As the film progresses, both Colby and Von Sydow’s Major Karl Von Steiner find events spiralling out of their control: in a fashion like the 1914 Christmas Day game getting used by Sainsbury’s to flog potatoes, what began life as a simple exercise borne from a mutual love of the game is twisted and reshaped by forces beyond the control of either man. For Colby’s commanding officers who make up the Escape Committee, it becomes a chance to orchestrate a mass escape whilst for Von Steiner’s Nazi superiors, the opportunity to strike a vital blow in the propaganda war is too good to miss. The two actors do a fine job of portraying the respectful rivalry that develops between them and it’s fair to say that with two lesser actors in their boots, Escape To Victory wouldn’t have attained the cult following it still enjoys today.
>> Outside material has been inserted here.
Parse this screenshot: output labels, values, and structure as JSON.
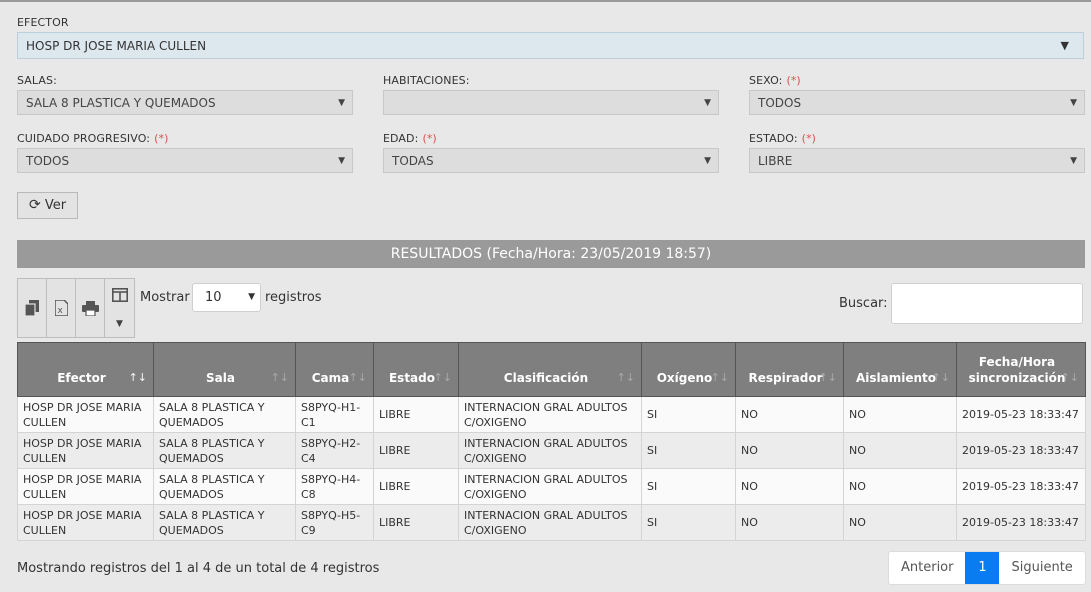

And a following it certainly has: despite being released 35 years ago the film is still refer-enced regularly today. International minnows Iceland reportedly based their Euro 2016 kit on the strip worn by Colby’s rag-tag bunch in the 1981 film. It didn’t hurt either: their draw with eventual winners Portugal in the opening game was surprising enough but their dismissal of England in the knockout stages sent shockwaves through international football, not least here in dear old Blighty where it has been touted as our most humbling moment in football since we created the game.
Naturally, with so many taking inspiration from the film, talk of a remake using today’s stars of world football has been inevitable. With the United States getting very excited about ‘soccer’ during the 2014 World Cup, the project even made it at Warner Bros as far as the script-writing stage with Edge Of Tomorrow’s Doug Liman in talks to direct and many of today’s stars such as Neymar and David Beckham being tipped to star.
Since then however, things have been quiet and Liman himself has a very busy slate with up to ten projects currently confirmed to be in devel-opment. Expect (or dread) the project’s resurrection next time the U.S. do well in a footy tournament or when Beckham’s upcoming cameo in Guy Ritchie’s King Arthur movie surprises us all with his astonishing thespian brilliance.
It would be remiss to end this article without mentioning the game of football itself; whilst the movie might be something of a hokey affair, it’s largely redeemed by the sheer drama of the game itself. The four goal deficit; the inspirational half-time speech; the spirited comeback and then the moment of unparalleled sporting genius (in the form of Pelé’s acrobatic overhead kick which he apparently nailed in one take)! It’s all present and correct and done so well that you can even for-give Stallone’s rubbish penalty save at the end (and that he kicks the ball away then celebrates with his teammates whilst the ball is still in play! You’re courting disaster Stallone!). The boots that Pelé wore during filming were auctioned recently and sold for over eight thousand pounds, fetching more than much of his memorabilia from genuine sporting contests.
It’s yet another signifier that although Escape To Victory may be silly and somewhat mawkish, at its heart lies a story that that encapsulates everything that we love about the beautiful game; whilst the forces of com-merce and marketing may continue to spin football into an unrecognisable entity, as players con-tinue to enjoy wealth far beyond the imagination of the man on the street and whilst underdog successes become rarer and rarer as the game becomes increasingly driven by finances – this tale of pluck, camaraderie and spirit will continue to symbolize the very best that football has to offer… and that will never go out of style.